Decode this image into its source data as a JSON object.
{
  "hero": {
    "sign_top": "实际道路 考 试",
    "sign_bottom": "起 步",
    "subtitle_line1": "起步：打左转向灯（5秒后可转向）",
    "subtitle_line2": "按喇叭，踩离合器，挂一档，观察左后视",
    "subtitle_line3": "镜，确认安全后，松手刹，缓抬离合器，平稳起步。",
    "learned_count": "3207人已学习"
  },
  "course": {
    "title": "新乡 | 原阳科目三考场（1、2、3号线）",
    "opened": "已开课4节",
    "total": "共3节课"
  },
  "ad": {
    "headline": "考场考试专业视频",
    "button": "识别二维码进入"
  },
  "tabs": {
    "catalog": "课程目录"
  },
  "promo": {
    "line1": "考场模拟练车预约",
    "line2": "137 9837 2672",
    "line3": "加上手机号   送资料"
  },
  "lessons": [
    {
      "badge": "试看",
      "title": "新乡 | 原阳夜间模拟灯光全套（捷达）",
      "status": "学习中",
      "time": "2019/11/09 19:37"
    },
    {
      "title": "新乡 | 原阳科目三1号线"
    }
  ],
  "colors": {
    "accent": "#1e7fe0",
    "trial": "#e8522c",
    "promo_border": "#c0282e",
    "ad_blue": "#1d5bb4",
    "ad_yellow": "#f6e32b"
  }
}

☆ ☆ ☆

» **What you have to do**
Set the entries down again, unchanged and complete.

» **Written response**
Decode this image into its source data as a JSON object.
{
  "hero": {
    "sign_top": "实际道路 考 试",
    "sign_bottom": "起 步",
    "subtitle_line1": "起步：打左转向灯（5秒后可转向）",
    "subtitle_line2": "按喇叭，踩离合器，挂一档，观察左后视",
    "subtitle_line3": "镜，确认安全后，松手刹，缓抬离合器，平稳起步。",
    "learned_count": "3207人已学习"
  },
  "course": {
    "title": "新乡 | 原阳科目三考场（1、2、3号线）",
    "opened": "已开课4节",
    "total": "共3节课"
  },
  "ad": {
    "headline": "考场考试专业视频",
    "button": "识别二维码进入"
  },
  "tabs": {
    "catalog": "课程目录"
  },
  "promo": {
    "line1": "考场模拟练车预约",
    "line2": "137 9837 2672",
    "line3": "加上手机号   送资料"
  },
  "lessons": [
    {
      "badge": "试看",
      "title": "新乡 | 原阳夜间模拟灯光全套（捷达）",
      "status": "学习中",
      "time": "2019/11/09 19:37"
    },
    {
      "title": "新乡 | 原阳科目三1号线"
    }
  ],
  "colors": {
    "accent": "#1e7fe0",
    "trial": "#e8522c",
    "promo_border": "#c0282e",
    "ad_blue": "#1d5bb4",
    "ad_yellow": "#f6e32b"
  }
}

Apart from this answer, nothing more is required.